### What needs to be done:
Look through the data below. Collect every line where the word "JSON" occurs.

### Data records for software interfaces:

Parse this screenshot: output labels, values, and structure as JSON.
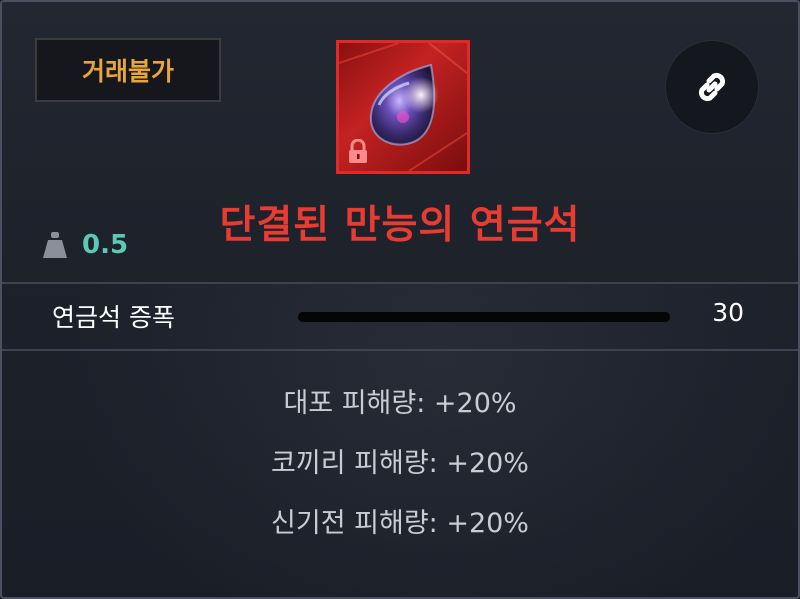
{
  "tooltip": {
    "trade_badge": "거래불가",
    "item_name": "단결된 만능의 연금석",
    "weight": "0.5",
    "stat": {
      "label": "연금석 증폭",
      "value": "30",
      "bar_fill_fraction": 1.0
    },
    "effects": [
      "대포 피해량: +20%",
      "코끼리 피해량: +20%",
      "신기전 피해량: +20%"
    ],
    "icons": {
      "link": "link-icon",
      "weight": "weight-icon",
      "lock": "lock-icon",
      "item": "alchemy-stone-icon"
    },
    "colors": {
      "trade_badge_text": "#e8a53a",
      "item_name": "#e83b32",
      "weight_value": "#5cc8b8",
      "item_frame_border": "#e02a2a"
    }
  }
}
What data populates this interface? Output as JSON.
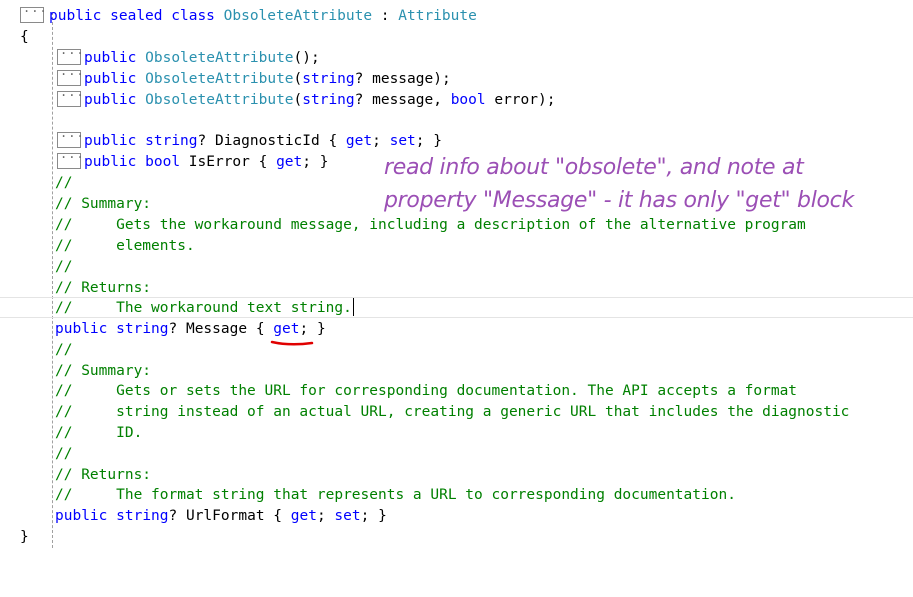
{
  "code": {
    "class_decl": {
      "public": "public",
      "sealed": "sealed",
      "class_kw": "class",
      "name": "ObsoleteAttribute",
      "colon": " : ",
      "base": "Attribute"
    },
    "open_brace": "{",
    "close_brace": "}",
    "ctor1": {
      "public": "public",
      "name": "ObsoleteAttribute",
      "tail": "();"
    },
    "ctor2": {
      "public": "public",
      "name": "ObsoleteAttribute",
      "paren": "(",
      "type": "string",
      "rest": "? message);"
    },
    "ctor3": {
      "public": "public",
      "name": "ObsoleteAttribute",
      "paren": "(",
      "type": "string",
      "rest1": "? message, ",
      "bool": "bool",
      "rest2": " error);"
    },
    "prop_diag": {
      "public": "public",
      "type": "string",
      "mid": "? DiagnosticId { ",
      "get": "get",
      "semi1": "; ",
      "set": "set",
      "tail": "; }"
    },
    "prop_iserror": {
      "public": "public",
      "type": "bool",
      "mid": " IsError { ",
      "get": "get",
      "tail": "; }"
    },
    "c1": "//",
    "c2": "// Summary:",
    "c3": "//     Gets the workaround message, including a description of the alternative program",
    "c4": "//     elements.",
    "c5": "//",
    "c6": "// Returns:",
    "c7": "//     The workaround text string.",
    "prop_message": {
      "public": "public",
      "type": "string",
      "mid": "? Message { ",
      "get": "get",
      "tail": "; }"
    },
    "d1": "//",
    "d2": "// Summary:",
    "d3": "//     Gets or sets the URL for corresponding documentation. The API accepts a format",
    "d4": "//     string instead of an actual URL, creating a generic URL that includes the diagnostic",
    "d5": "//     ID.",
    "d6": "//",
    "d7": "// Returns:",
    "d8": "//     The format string that represents a URL to corresponding documentation.",
    "prop_url": {
      "public": "public",
      "type": "string",
      "mid": "? UrlFormat { ",
      "get": "get",
      "semi1": "; ",
      "set": "set",
      "tail": "; }"
    },
    "fold_label": "..."
  },
  "annotation": {
    "line1": "read info about \"obsolete\", and note at",
    "line2": "property \"Message\" - it has only \"get\" block"
  },
  "colors": {
    "keyword": "#0000ff",
    "type": "#2b91af",
    "comment": "#008000",
    "note": "#9b4fb5",
    "underline": "#e00000"
  }
}
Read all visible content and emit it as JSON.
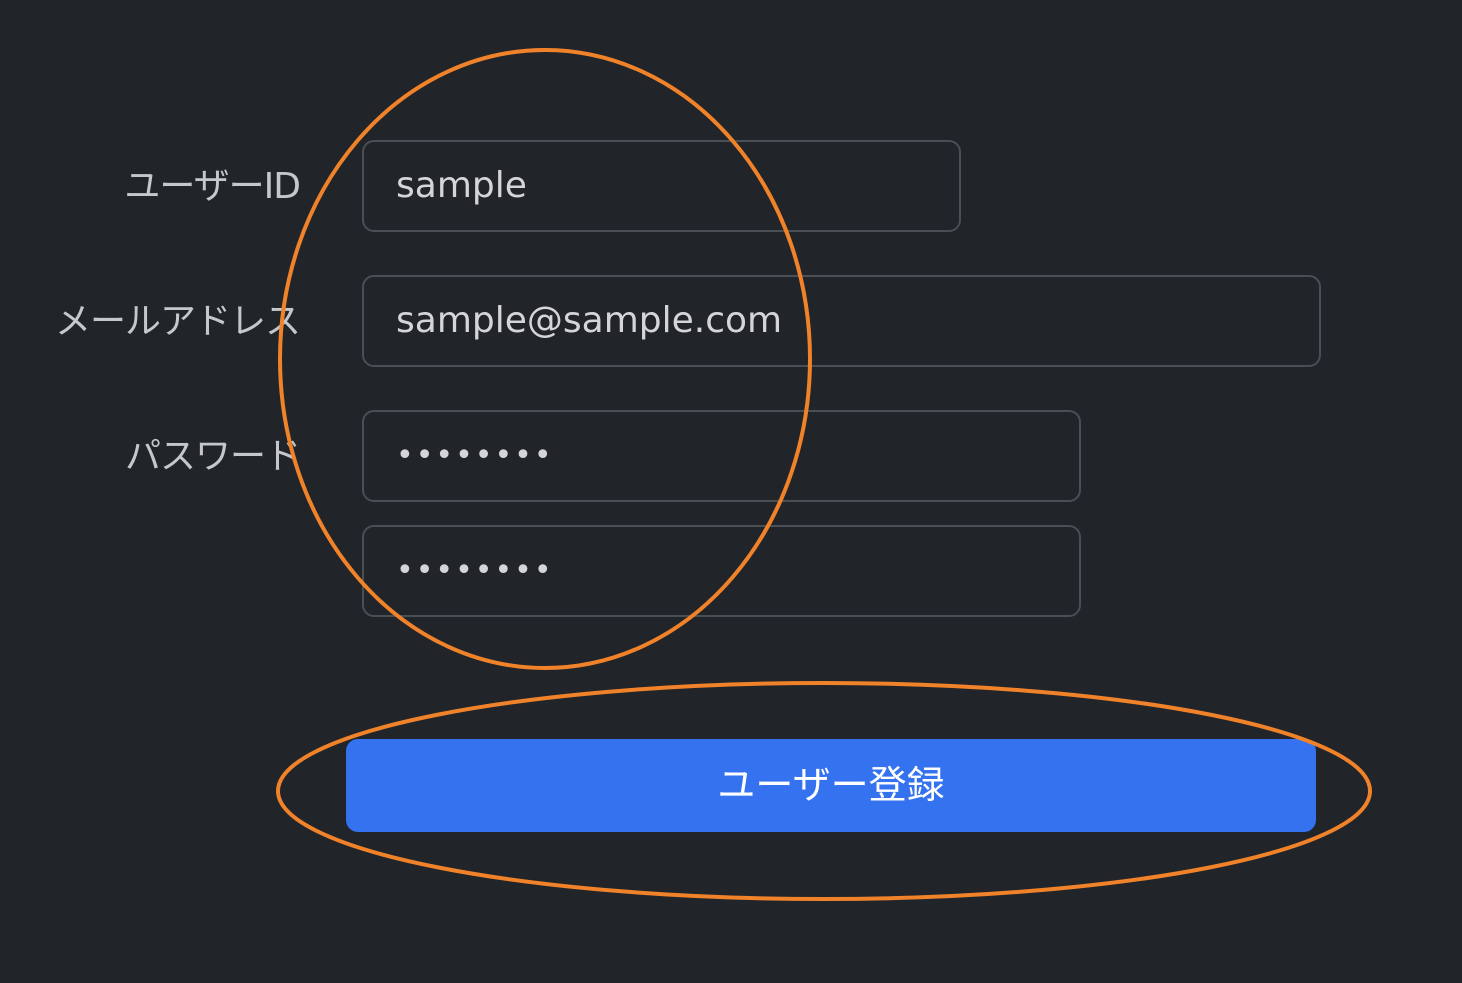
{
  "form": {
    "user_id_label": "ユーザーID",
    "user_id_value": "sample",
    "email_label": "メールアドレス",
    "email_value": "sample@sample.com",
    "password_label": "パスワード",
    "password_value": "••••••••",
    "password_confirm_value": "••••••••",
    "submit_label": "ユーザー登録"
  },
  "colors": {
    "background": "#212429",
    "field_border": "#4a4e55",
    "button": "#3572f0",
    "annotation": "#f0822a"
  }
}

### Response box:
Parse this screenshot: output labels, values, and structure as JSON.
What data populates this interface? Output as JSON.
Read all visible content and emit it as JSON.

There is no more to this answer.